It’s almost like we come into this world asking our parents, “Why is the sky blue?” and “How are babies made?” and then we reach this point somewhere around 11 or 12 years old where we start to become independent and asking just isn’t cool. We take this into our adult life because we’re told that asking shows that we don’t know the answer and we never should admit something so tragic as not holding ultimate knowledge! It’s this thing we have about asking for help that I think is rooted more in our fear of losing independence somehow. Like asking means needing help and needing help shows weakness. Not true! When it comes to design, I’m asking myself more and more the question, why? Understanding if I genuinely like something by asking why helps me to explore that. Is this making sense? Am I taking things too seriously?
Whether I am or not, I still asked myself why I liked Scandinavian patterns. Is it because every other blogger does? Or because we’re seeing them everywhere? There’s no doubt that peer opinions are strong influences because it’s part of our nature to want to be a part of the crowd. (Have you heard of influencer marketing?) But I discovered that I really do like Scandinavian patterns and traced this back to my childhood because my grandmother had them everywhere in her home.

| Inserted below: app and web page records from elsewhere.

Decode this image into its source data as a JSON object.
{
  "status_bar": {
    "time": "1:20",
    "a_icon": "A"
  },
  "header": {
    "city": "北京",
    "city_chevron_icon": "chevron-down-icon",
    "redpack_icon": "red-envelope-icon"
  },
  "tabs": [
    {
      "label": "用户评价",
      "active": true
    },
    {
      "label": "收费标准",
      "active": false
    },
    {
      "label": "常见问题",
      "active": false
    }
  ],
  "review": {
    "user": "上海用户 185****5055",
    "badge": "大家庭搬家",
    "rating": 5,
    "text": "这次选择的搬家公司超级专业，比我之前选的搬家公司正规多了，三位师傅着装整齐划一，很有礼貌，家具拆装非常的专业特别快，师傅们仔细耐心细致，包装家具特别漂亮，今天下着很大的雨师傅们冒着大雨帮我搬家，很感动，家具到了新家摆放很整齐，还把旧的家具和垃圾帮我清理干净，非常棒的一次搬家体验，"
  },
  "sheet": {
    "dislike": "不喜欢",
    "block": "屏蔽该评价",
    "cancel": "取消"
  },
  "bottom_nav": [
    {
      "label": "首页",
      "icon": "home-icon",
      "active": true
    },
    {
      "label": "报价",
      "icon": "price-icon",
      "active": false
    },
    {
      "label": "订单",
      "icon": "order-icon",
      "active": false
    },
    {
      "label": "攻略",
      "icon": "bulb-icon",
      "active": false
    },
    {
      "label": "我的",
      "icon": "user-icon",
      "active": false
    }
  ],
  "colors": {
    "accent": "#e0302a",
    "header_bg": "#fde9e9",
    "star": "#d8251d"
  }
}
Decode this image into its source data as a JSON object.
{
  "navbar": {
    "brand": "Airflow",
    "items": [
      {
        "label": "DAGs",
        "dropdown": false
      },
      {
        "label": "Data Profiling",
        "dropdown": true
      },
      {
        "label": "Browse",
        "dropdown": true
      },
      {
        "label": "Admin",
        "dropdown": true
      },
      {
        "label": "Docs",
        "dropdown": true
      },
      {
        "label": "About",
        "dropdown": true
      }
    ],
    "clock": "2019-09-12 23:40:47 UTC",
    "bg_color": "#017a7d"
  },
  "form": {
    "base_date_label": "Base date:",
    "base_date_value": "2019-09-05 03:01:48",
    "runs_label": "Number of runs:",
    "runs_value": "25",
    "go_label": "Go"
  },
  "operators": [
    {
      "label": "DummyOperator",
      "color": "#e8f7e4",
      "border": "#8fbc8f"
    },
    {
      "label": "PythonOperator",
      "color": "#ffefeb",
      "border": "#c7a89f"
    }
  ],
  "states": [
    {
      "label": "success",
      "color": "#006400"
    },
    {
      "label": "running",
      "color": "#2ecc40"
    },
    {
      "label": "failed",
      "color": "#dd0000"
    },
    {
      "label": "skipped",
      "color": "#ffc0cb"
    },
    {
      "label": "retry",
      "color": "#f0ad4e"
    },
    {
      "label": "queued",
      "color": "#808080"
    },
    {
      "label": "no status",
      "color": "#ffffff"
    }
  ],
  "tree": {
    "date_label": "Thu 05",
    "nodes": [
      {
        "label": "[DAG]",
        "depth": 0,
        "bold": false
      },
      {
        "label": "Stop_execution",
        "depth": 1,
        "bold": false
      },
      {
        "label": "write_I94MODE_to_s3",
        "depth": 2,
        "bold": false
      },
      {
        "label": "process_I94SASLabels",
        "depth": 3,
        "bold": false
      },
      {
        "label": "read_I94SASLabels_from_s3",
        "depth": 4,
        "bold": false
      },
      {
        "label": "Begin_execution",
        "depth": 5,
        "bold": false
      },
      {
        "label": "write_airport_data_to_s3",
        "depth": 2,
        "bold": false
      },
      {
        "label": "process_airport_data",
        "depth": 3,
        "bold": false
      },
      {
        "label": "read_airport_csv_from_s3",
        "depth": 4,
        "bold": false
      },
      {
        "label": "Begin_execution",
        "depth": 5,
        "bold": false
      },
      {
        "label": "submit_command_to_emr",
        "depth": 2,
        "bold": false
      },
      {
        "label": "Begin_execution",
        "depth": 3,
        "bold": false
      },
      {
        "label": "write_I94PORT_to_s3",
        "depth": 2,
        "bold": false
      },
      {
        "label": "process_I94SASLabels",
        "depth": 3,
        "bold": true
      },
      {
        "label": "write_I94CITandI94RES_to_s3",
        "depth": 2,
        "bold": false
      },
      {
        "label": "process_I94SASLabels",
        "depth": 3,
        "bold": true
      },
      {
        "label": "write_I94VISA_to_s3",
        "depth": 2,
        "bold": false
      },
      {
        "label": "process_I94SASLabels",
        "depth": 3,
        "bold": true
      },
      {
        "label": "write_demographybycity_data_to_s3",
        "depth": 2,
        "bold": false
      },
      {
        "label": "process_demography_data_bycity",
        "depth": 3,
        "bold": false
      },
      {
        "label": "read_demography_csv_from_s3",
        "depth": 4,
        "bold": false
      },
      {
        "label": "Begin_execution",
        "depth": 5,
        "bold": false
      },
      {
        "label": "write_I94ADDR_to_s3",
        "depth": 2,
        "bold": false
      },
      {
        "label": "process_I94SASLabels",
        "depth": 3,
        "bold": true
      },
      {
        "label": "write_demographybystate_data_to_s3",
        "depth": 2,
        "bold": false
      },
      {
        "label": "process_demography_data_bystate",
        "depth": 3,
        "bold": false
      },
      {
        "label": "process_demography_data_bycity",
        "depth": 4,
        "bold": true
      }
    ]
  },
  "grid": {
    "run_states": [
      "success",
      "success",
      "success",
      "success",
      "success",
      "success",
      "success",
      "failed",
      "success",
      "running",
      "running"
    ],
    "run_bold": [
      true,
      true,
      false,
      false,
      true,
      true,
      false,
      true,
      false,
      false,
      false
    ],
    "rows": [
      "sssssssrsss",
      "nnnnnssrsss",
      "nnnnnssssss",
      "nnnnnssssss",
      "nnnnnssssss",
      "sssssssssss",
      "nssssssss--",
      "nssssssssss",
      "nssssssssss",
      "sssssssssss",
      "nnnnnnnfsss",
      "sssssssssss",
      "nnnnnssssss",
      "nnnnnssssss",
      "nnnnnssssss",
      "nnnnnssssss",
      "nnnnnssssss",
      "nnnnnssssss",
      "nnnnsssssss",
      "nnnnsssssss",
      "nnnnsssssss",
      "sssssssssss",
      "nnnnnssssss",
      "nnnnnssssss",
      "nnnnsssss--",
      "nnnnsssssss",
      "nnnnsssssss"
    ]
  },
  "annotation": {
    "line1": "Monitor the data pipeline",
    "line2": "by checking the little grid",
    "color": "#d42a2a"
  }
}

I like patterns that are geometric, orderly, like apples in a row or beads or lines. (Also explains my interest in Japanese fabrics and the latest collage art techniques out there.) And I like the images to be somewhat cute or strong and bold (think of Sanna Annukka) or a bit more free form and organic (Lotta Jansdotter), but still have some order to the overall design because things that are busy make me feel very distracted and stressed. Scandinavian design uses a lot of natural materials and neutral backgrounds, which I think is nice because it’s simple and earthy and I love things when they are laid back and close to nature.
If you’re looking for Scandinavian textiles online, visit Fjorn. Something about their site felt familiar to me, so I think I’ve written about them before. But I don’t remember so maybe you don’t either, which is why they deserve a mention. They carry Klippan and also a more tradition design house called Ekelund, as well as a few others but those didn’t strike me the same as the Klippan stuff and the Ekelund table runners.
(images from fjorn)